Jesus’ care for his mother during her time of grief and his concern for her future well-being is a moving testament to the pure goodness of the Father, the Son, and the Holy Spirit.

Listen to: The Rose of Sharon by Steve Green, Wayne Watson, Twila Paris

January 23, 2011

Reason to Hope

“For such an object did the Son of God leave Heaven, to save lost and perishing sinners. While the priests and rulers, in their self-righteous scorn, fail to see his divine character, he reveals himself to the penitent thief as the sinner’s Friend and Saviour. He thus teaches that the vilest sinner may find pardon and salvation through the merits of the blood of Christ.”

January 21, 2011

Exalting God

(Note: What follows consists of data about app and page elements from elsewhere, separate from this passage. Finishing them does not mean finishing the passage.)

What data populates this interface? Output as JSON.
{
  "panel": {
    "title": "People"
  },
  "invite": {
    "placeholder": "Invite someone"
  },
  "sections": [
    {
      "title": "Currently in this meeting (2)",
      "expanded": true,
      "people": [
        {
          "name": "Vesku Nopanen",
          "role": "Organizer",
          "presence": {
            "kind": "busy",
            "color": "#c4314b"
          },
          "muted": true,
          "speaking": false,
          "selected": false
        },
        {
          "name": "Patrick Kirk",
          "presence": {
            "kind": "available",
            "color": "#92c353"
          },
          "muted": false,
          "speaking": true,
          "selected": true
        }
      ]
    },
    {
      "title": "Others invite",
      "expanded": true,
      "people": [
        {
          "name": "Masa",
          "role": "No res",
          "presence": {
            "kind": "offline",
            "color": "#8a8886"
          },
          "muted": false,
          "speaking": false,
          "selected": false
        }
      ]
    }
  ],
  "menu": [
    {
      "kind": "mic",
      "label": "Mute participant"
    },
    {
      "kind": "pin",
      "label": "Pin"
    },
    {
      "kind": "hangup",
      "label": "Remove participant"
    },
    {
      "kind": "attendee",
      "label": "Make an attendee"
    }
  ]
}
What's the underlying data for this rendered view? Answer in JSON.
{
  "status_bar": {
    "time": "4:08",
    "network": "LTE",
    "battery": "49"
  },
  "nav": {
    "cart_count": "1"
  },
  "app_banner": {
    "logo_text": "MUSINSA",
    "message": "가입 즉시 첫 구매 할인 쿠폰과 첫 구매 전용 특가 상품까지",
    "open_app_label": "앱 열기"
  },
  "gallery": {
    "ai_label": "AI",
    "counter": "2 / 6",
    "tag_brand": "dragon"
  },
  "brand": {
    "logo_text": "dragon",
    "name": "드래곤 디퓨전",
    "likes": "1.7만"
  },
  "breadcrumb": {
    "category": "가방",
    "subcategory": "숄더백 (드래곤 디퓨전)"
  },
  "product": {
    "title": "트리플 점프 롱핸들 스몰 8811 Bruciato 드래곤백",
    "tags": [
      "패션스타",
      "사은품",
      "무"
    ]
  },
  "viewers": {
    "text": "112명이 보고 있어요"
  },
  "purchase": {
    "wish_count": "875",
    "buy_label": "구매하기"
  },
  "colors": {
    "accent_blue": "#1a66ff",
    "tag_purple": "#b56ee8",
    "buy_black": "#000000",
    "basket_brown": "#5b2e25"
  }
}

The LORD is my strength and song, and he is become my salvation: he [is] my God, and I will prepare him an habitation; my father’s God, and I will exalt him. Exodus 15:2

January 20, 2011

Jesus Prayed for You and Me

“He whose voice could rebuke disease, still the tempest, and call the dead to life, prayed with strong crying and many tears. He often spent whole nights in prayer. While the cities were hushed in slumber, angels listened to the pleadings of the Redeemer. See the Saviour bowed in prayer, His soul wrung with anguish. He is not praying… for Himself, but for those whom He came to save.” He prayed for you and me!

January 19, 2011

Sacrifice’s Appeal

The sense of sacrifice in the Christian life is readily appealing to a new Christian. -O. Chambers

January 18, 2011

He’s Got Me Covered

“So if I stand, let me stand on the promise that You’ll pull me through, and if I can’t, let me fall on the grace that first brought me to You. And if I sing, let me sing for the joy that has born in me this song. And if I weep let it be as a man who is longing for his home. And if I weep let it be as a man who is longing for his home.” -Rich Mullins

January 16, 2011

Thank God for the Son

The Redeemer did not shun man as man is inclined to shun his fellow men. When God condemned the guilty sinner because he was deserving of condemnation, the Majesty of heaven came near in all the fullness of the God-head. He looked upon the world in its fallen, corrupted state, and his heart of love was burdened because… of the woe of his human creatures. He looked for the central power of all evil, and he beheld the great apostate, the fallen angel who had been expelled from the heavenly courts, and who had assumed the power and throne of God upon the earth. The Son of God read all the purpose of Satan to eclipse God from the view of man. And he knew that by paying the ransom he could end the reign of the enemy, and vindicate the justice of God. Therefore he clothed his divinity with humanity. He stooped to this fallen world that he might restore in man the divine image. RH June 5, 1900